Another Ehrlich ad features a former state Teacher of the Year and criticizes Townsend.

"Kathleen Kennedy Townsend has certainly been in office now for almost eight years," says Nancy Snyder, a teacher at Corkran Middle School in Glen Burnie who identifies herself as a registered Democrat. "She has only placed an emphasis on education in relation to the upcoming election."

A new Townsend ad that also began airing Monday continues to lambaste Ehrlich's record on gun control and the environment. Townsend touts her proposals to expand a ballistic fingerprinting program for guns and protect the Chesapeake Bay.

In the congressional race, Morella has continued with attack ads, painting Van Hollen as a Republican who backs tax cuts for the wealthy. One ad quotes Van Hollen's vanquished primary rival, Del. Mark K. Shriver, who accused the senator of distorting his record.

Shriver, who ran similar television ads in the closing days of the primary campaign, issued a statement saying he was disappointed that Morella is not talking about the issues.

The Gonzales/Arscott poll also showed a significant gender split, with Van Hollen leading by 9 points among women and Morella by 13 points among men.

Van Hollen's television ads have focused on his record of passing laws requiring trigger locks in new handguns, winning extra money for Montgomery County schools and protecting the Chesapeake Bay from oil drilling.

In televised debates on Newschannel 8 and Montgomery Community Television (Channel 21), however, Van Hollen has attacked Morella repeatedly on her vote for President Bush's $1.4 trillion tax cut, arguing that it belies her stated support for spending programs.

Independent candidate Stephen Bassett was admitted to the debate at Montgomery College televised Monday night by Newschannel 8 only after Morella threatened to withdraw if he was barred. He scored some rhetorical points with the crowd when talking about campaign finance reform, the two-party system and taxes.

But he was met with guffaws and exclamations of "Is he serious?" when he talked about his signature issue: his assertion that a vast government and media conspiracy has covered up an alien presence on the planet.
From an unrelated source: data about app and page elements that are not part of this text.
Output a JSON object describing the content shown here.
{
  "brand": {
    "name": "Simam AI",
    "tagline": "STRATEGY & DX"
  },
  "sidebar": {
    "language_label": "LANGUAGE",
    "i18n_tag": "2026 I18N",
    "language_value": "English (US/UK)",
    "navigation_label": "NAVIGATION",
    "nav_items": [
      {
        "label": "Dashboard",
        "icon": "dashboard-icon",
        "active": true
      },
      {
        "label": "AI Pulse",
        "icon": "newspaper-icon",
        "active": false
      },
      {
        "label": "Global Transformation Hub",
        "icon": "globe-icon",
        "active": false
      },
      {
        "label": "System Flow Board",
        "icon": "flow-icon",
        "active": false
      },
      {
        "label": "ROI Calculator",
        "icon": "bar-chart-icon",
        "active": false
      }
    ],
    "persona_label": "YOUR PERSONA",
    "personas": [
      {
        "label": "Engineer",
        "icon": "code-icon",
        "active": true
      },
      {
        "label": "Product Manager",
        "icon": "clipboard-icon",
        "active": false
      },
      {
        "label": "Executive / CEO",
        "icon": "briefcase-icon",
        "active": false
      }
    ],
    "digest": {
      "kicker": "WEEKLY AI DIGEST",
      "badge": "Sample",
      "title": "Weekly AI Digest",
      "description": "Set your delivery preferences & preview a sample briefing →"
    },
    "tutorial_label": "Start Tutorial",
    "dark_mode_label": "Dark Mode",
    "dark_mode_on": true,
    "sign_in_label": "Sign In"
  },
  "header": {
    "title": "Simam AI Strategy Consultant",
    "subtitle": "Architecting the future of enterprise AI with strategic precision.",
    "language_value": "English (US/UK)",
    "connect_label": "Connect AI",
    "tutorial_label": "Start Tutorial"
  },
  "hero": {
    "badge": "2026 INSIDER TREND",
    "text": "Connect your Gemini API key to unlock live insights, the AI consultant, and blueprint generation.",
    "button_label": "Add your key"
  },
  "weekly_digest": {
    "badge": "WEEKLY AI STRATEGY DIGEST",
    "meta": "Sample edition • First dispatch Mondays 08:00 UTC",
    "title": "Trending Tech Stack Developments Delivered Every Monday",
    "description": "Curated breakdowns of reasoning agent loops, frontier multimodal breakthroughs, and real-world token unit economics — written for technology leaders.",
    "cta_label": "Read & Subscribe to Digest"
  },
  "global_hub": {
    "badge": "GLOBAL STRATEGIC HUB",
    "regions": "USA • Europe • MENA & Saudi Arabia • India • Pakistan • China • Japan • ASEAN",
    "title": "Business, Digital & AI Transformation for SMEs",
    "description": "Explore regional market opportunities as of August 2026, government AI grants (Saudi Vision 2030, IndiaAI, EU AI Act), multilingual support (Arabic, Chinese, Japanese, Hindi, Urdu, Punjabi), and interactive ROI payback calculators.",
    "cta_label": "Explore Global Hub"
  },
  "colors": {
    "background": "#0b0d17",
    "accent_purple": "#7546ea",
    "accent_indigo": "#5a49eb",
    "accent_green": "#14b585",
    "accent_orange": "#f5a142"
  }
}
He also suggested that reliance on foreign oil could be resolved if secret UFO-derived motor technology is disclosed by the government.